• _Assignment_
Using "content" as the search string, find the matching lines below and copy them.

• _Available data_
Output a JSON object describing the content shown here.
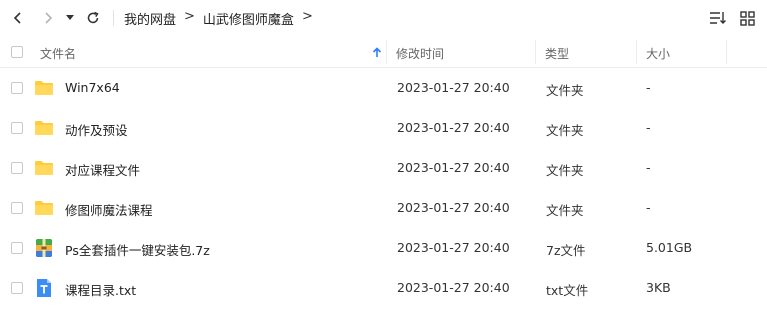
{
  "breadcrumb": {
    "root": "我的网盘",
    "sep1": ">",
    "current": "山武修图师魔盒",
    "sep2": ">"
  },
  "columns": {
    "name": "文件名",
    "modified": "修改时间",
    "type": "类型",
    "size": "大小"
  },
  "files": [
    {
      "name": "Win7x64",
      "modified": "2023-01-27  20:40",
      "type": "文件夹",
      "size": "-",
      "icon": "folder-icon"
    },
    {
      "name": "动作及预设",
      "modified": "2023-01-27  20:40",
      "type": "文件夹",
      "size": "-",
      "icon": "folder-icon"
    },
    {
      "name": "对应课程文件",
      "modified": "2023-01-27  20:40",
      "type": "文件夹",
      "size": "-",
      "icon": "folder-icon"
    },
    {
      "name": "修图师魔法课程",
      "modified": "2023-01-27  20:40",
      "type": "文件夹",
      "size": "-",
      "icon": "folder-icon"
    },
    {
      "name": "Ps全套插件一键安装包.7z",
      "modified": "2023-01-27  20:40",
      "type": "7z文件",
      "size": "5.01GB",
      "icon": "archive-icon"
    },
    {
      "name": "课程目录.txt",
      "modified": "2023-01-27  20:40",
      "type": "txt文件",
      "size": "3KB",
      "icon": "txt-file-icon"
    }
  ],
  "colors": {
    "folder": "#ffcd3a",
    "accent": "#2b7cff",
    "txt": "#3c8cf6"
  }
}
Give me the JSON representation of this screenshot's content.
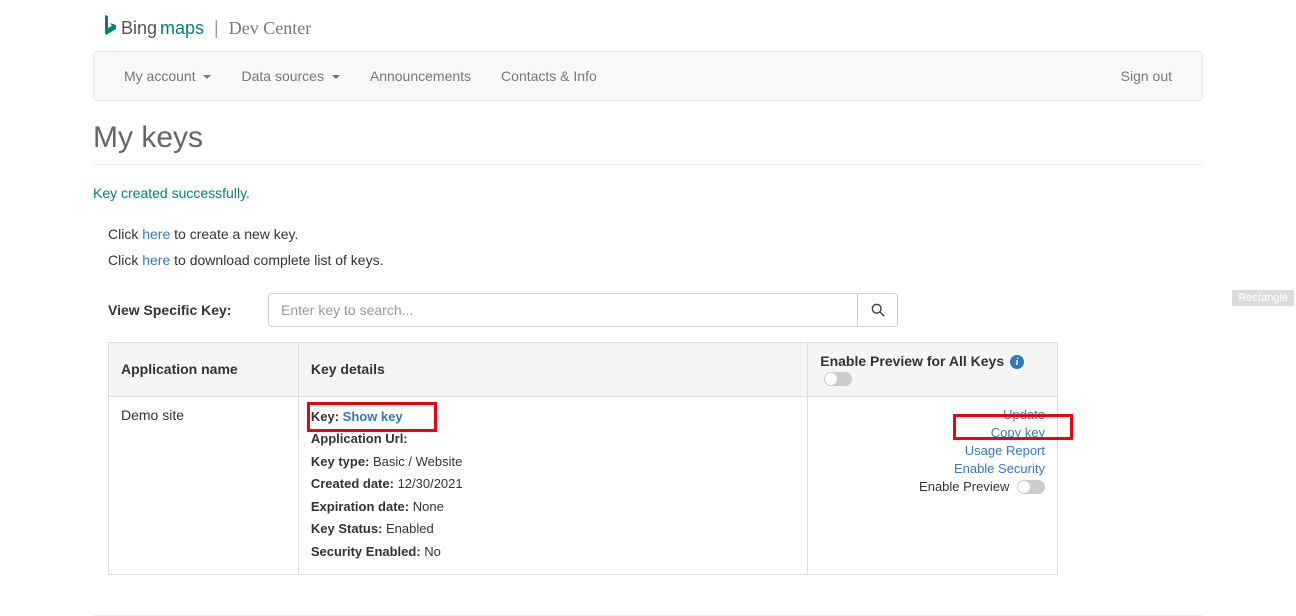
{
  "header": {
    "bing_text": "Bing",
    "maps_text": "maps",
    "divider": "|",
    "dev_center": "Dev Center"
  },
  "nav": {
    "items": [
      {
        "label": "My account",
        "dropdown": true
      },
      {
        "label": "Data sources",
        "dropdown": true
      },
      {
        "label": "Announcements",
        "dropdown": false
      },
      {
        "label": "Contacts & Info",
        "dropdown": false
      }
    ],
    "signout": "Sign out"
  },
  "page": {
    "title": "My keys",
    "success_msg": "Key created successfully.",
    "create_prefix": "Click ",
    "create_link": "here",
    "create_suffix": " to create a new key.",
    "download_prefix": "Click ",
    "download_link": "here",
    "download_suffix": " to download complete list of keys."
  },
  "search": {
    "label": "View Specific Key:",
    "placeholder": "Enter key to search..."
  },
  "table": {
    "col_appname": "Application name",
    "col_details": "Key details",
    "col_preview": "Enable Preview for All Keys",
    "row": {
      "app_name": "Demo site",
      "key_label": "Key: ",
      "show_key": "Show key",
      "appurl_label": "Application Url:",
      "appurl_value": "",
      "keytype_label": "Key type: ",
      "keytype_value": "Basic / Website",
      "created_label": "Created date: ",
      "created_value": "12/30/2021",
      "expiration_label": "Expiration date: ",
      "expiration_value": "None",
      "status_label": "Key Status: ",
      "status_value": "Enabled",
      "security_label": "Security Enabled: ",
      "security_value": "No"
    },
    "actions": {
      "update": "Update",
      "copy": "Copy key",
      "usage": "Usage Report",
      "enable_sec": "Enable Security",
      "enable_prev": "Enable Preview"
    }
  },
  "watermark": "Rectangle"
}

• _Response to this exercise_
Output a JSON object describing the content shown here.
Give me the JSON representation of this screenshot's content.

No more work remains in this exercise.